DIRECTIONS FOR THIS TASK -> For every line below, output the text exactly and leave out images.
··· DATA PROVIDED ···
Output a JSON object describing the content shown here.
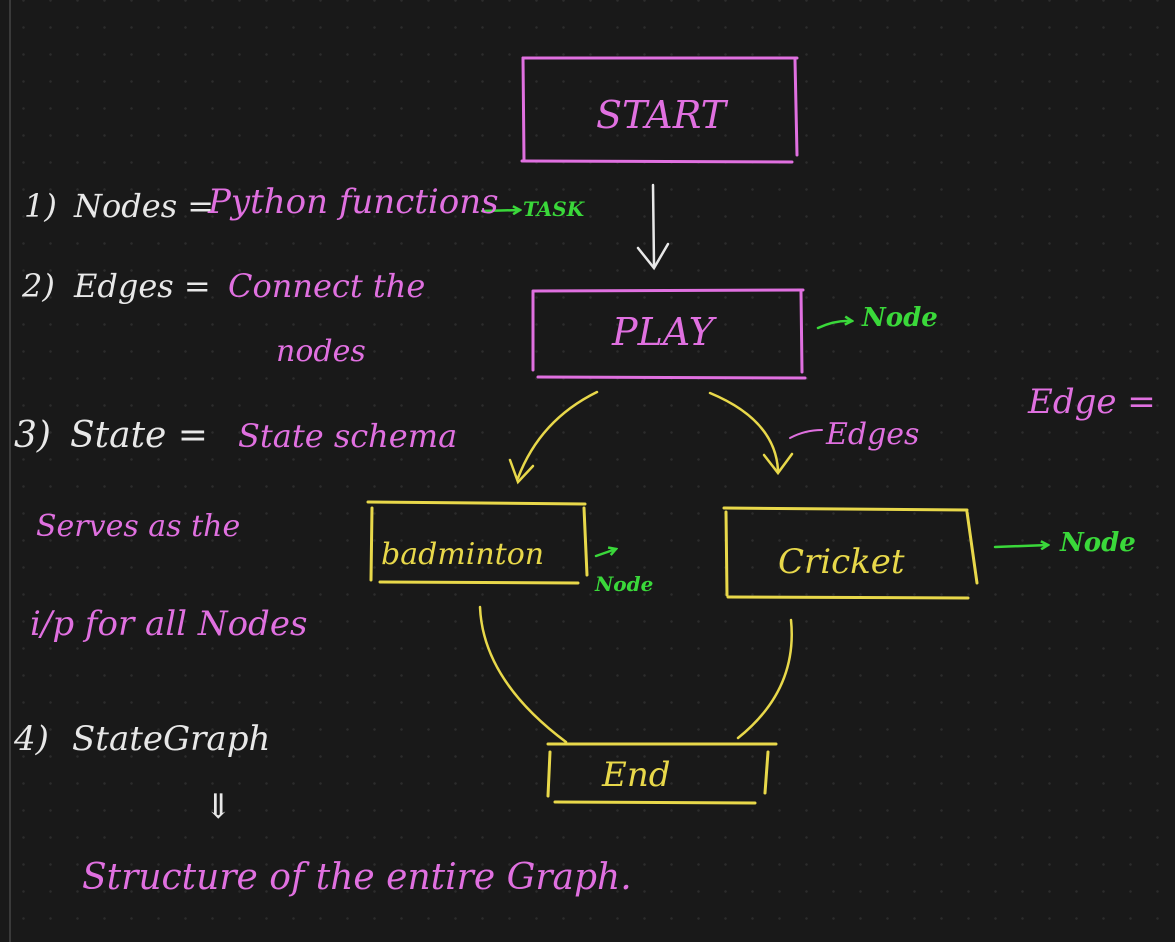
{
  "colors": {
    "background": "#191919",
    "white_ink": "#e8e8e8",
    "pink_ink": "#e070e0",
    "green_ink": "#3ad83a",
    "yellow_ink": "#e8e84a"
  },
  "notes": {
    "n1_num": "1)",
    "n1_term": "Nodes =",
    "n1_def": "Python functions",
    "n1_arrow_label": "TASK",
    "n2_num": "2)",
    "n2_term": "Edges =",
    "n2_def_line1": "Connect the",
    "n2_def_line2": "nodes",
    "n3_num": "3)",
    "n3_term": "State =",
    "n3_def": "State schema",
    "n3_line2": "Serves as the",
    "n3_line3": "i/p for all Nodes",
    "n4_num": "4)",
    "n4_term": "StateGraph",
    "n4_arrow": "⇓",
    "n4_def": "Structure of the entire Graph."
  },
  "diagram": {
    "start": "START",
    "play": "PLAY",
    "badminton": "badminton",
    "cricket": "Cricket",
    "end": "End",
    "play_tag": "Node",
    "badminton_tag": "Node",
    "cricket_tag": "Node",
    "edge_tag": "Edges",
    "edge_eq": "Edge ="
  }
}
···
RESPONSE AREA ->
Output a JSON object describing the content shown here.
{
  "colors": {
    "background": "#191919",
    "white_ink": "#e8e8e8",
    "pink_ink": "#e070e0",
    "green_ink": "#3ad83a",
    "yellow_ink": "#e8e84a"
  },
  "notes": {
    "n1_num": "1)",
    "n1_term": "Nodes =",
    "n1_def": "Python functions",
    "n1_arrow_label": "TASK",
    "n2_num": "2)",
    "n2_term": "Edges =",
    "n2_def_line1": "Connect the",
    "n2_def_line2": "nodes",
    "n3_num": "3)",
    "n3_term": "State =",
    "n3_def": "State schema",
    "n3_line2": "Serves as the",
    "n3_line3": "i/p for all Nodes",
    "n4_num": "4)",
    "n4_term": "StateGraph",
    "n4_arrow": "⇓",
    "n4_def": "Structure of the entire Graph."
  },
  "diagram": {
    "start": "START",
    "play": "PLAY",
    "badminton": "badminton",
    "cricket": "Cricket",
    "end": "End",
    "play_tag": "Node",
    "badminton_tag": "Node",
    "cricket_tag": "Node",
    "edge_tag": "Edges",
    "edge_eq": "Edge ="
  }
}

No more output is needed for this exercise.